Despite both statutory and agronomic counter measures (primarily rotations and the use of nematicides) that have been taken, the increasing prevalence ofÂ Globodera pallidaÂ is of concern due to a lack of resistant cultivars with suitable agronomic properties.
The loss of clean land at the current rate due to PCN risks a substantial diminution or even collapse of the Scottish potato seed industry within 30 years.
From the potato breeding perspective, the most effective way to manage PCN and mitigate further loss of seed land is to accelerate the introduction and turnover of potato cultivars with high and durable levels of nematode resistance by deployment of modern breeding technologies.
James Hutton Institute staff are working with JHL potato breeders who are deploying breeding lines containing resistances introgressed fromÂ Solanum tuberosumÂ GroupÂ andigenaÂ andÂ S. vernei.
The aim is to develop highly diagnostic markers for marker assisted selection (MAS) from analysis of next generation sequencing (NGS) datasets generated by state of the art genotyping technologies, such as dRenSeq (based on resistance gene homologs) and genotyping by sequencing (GBS) using bulked segregant analysis (BSA) and genome-wide association study (GWAS) to accelerate and improve the efficiency of PCN-resistance breeding.
The durability and effectiveness against different PCN populations of the introgressed resistances is being assessed using populations from the Huttonâ€™s PCN collection.

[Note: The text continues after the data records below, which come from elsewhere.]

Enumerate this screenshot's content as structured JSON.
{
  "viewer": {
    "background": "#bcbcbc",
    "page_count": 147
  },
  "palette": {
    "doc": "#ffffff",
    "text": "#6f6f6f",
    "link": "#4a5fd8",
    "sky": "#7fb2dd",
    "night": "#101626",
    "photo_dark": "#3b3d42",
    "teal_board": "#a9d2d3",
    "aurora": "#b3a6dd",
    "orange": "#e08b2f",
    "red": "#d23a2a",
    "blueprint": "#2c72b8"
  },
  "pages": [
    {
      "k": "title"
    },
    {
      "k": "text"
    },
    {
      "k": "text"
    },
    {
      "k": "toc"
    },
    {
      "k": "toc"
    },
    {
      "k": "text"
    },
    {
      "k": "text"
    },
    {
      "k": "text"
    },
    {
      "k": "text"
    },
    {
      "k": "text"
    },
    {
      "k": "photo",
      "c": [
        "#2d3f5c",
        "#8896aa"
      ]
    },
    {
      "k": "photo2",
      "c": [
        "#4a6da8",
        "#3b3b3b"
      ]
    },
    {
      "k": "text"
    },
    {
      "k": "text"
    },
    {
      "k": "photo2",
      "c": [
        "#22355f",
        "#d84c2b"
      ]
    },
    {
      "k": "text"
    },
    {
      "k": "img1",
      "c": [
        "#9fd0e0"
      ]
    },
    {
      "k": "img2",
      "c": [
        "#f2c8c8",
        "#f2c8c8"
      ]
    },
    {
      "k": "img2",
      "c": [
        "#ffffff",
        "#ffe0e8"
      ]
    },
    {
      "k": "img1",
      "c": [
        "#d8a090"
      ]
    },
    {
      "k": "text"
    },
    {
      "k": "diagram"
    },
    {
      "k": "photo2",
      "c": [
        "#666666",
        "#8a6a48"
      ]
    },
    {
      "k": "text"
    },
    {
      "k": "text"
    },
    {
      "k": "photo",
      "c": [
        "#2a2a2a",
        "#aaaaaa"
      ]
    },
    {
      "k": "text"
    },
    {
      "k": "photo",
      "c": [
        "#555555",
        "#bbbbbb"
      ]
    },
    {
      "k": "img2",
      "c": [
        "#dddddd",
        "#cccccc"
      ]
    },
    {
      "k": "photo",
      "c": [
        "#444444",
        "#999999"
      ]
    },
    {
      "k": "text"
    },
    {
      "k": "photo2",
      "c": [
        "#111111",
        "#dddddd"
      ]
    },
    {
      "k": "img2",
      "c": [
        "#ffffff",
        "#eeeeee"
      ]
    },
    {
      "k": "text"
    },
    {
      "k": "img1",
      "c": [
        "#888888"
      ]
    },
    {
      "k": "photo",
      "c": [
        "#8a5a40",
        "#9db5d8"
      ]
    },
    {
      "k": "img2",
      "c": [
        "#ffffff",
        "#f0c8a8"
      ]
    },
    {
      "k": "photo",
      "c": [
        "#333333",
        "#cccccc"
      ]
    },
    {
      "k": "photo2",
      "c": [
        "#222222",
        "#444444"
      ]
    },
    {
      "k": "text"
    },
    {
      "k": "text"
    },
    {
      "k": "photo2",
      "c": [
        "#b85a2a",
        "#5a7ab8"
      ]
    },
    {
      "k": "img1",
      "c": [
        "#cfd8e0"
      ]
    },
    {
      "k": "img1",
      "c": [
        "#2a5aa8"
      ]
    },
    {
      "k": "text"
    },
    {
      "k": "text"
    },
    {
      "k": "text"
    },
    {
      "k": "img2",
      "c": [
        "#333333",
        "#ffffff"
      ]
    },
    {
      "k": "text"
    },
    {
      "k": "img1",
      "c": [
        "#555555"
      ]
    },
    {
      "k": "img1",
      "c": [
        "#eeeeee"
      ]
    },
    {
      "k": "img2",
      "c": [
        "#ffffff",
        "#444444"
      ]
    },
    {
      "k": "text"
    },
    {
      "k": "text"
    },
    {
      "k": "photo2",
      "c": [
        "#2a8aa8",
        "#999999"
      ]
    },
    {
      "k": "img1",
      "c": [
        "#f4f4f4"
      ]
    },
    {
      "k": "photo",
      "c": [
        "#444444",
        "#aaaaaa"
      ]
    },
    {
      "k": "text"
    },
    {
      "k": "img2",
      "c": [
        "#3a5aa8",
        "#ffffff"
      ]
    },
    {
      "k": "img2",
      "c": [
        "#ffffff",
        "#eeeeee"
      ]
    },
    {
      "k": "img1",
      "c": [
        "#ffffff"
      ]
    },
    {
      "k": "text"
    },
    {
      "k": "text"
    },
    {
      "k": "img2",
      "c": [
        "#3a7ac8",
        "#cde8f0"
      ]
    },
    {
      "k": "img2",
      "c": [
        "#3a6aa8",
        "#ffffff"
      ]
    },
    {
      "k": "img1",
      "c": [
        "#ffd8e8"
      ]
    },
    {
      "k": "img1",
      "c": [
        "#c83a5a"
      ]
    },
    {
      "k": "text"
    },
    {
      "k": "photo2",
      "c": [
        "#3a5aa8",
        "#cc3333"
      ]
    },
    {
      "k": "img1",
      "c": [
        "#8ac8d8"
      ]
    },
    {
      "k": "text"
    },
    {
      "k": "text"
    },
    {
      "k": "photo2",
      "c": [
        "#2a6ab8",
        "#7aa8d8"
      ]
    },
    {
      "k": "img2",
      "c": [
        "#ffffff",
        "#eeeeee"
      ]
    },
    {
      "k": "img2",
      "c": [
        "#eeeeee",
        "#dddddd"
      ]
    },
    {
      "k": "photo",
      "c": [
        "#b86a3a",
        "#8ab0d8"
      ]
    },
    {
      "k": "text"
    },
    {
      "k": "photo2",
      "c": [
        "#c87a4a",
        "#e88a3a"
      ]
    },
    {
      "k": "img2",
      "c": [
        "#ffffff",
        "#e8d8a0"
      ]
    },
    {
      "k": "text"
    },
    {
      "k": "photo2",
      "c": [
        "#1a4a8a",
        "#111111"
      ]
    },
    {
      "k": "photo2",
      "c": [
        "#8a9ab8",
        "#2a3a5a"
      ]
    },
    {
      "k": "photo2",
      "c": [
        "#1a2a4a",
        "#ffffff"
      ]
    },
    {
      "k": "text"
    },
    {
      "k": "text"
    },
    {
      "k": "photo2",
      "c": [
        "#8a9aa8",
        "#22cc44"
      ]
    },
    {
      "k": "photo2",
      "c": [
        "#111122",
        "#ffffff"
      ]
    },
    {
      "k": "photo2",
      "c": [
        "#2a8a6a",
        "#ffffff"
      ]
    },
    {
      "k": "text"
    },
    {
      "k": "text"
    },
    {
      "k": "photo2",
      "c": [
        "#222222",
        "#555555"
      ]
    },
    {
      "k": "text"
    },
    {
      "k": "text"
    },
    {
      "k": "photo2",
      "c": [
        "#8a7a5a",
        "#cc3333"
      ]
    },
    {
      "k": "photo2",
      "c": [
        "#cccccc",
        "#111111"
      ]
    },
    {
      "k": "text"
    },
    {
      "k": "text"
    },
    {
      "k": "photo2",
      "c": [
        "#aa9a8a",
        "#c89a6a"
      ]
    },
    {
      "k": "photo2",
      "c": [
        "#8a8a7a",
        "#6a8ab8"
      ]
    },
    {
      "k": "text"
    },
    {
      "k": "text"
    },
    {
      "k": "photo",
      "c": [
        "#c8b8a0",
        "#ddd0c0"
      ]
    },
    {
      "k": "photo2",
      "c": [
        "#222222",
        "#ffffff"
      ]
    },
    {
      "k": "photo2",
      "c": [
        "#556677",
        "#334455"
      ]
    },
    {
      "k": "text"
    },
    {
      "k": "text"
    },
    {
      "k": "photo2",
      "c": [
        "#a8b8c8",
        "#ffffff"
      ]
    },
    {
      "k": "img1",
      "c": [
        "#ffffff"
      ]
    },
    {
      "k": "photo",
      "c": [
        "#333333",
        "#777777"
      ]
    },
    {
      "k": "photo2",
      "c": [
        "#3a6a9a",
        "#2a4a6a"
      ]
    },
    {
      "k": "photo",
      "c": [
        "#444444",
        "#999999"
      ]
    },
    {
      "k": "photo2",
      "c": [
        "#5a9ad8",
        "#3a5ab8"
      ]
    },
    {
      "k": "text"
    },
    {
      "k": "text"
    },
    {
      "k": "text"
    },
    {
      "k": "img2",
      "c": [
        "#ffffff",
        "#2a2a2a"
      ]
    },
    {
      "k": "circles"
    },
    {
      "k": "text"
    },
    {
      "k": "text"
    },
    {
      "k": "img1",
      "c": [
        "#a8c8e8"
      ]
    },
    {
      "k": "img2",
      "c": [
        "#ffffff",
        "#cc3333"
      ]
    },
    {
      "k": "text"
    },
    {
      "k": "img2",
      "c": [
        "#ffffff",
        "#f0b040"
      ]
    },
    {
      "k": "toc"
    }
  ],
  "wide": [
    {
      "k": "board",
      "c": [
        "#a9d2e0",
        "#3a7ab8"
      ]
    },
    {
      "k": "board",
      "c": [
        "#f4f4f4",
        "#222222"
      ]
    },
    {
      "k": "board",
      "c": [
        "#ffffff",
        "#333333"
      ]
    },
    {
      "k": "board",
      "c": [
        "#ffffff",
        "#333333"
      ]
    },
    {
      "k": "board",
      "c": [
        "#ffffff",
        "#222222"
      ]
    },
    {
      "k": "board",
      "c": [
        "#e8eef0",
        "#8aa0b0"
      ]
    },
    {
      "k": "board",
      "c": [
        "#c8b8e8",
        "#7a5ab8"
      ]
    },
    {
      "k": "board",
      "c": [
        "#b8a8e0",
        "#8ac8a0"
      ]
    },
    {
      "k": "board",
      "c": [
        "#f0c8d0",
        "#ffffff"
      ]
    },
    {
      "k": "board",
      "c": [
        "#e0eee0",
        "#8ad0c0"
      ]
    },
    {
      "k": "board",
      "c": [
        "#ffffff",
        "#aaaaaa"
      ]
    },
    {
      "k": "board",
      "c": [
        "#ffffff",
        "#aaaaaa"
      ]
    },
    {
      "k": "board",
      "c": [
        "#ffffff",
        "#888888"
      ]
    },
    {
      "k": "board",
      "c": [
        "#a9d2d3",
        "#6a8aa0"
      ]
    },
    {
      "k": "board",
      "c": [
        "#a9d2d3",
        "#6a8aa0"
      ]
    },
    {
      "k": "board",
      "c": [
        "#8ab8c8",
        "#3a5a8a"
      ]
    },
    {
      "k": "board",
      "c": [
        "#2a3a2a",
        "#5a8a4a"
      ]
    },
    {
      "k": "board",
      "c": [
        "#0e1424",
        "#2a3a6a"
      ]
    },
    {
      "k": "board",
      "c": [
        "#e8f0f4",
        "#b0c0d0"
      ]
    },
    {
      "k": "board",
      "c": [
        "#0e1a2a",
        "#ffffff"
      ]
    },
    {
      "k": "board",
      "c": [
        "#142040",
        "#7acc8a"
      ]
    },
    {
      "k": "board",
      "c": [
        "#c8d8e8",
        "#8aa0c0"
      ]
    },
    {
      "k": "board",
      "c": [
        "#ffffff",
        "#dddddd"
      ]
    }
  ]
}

James Hutton Institute is also exploiting theÂ Commonwealth Potato CollectionÂ (CPC) for additional and novel sources of resistances from wild potato species, currently mapping resistances toÂ G. pallidaÂ inÂ S. multidissectumÂ andÂ S. spegazziniiÂ with the aim of introgressing these resistances into JHL breeding lines using marker assisted selection.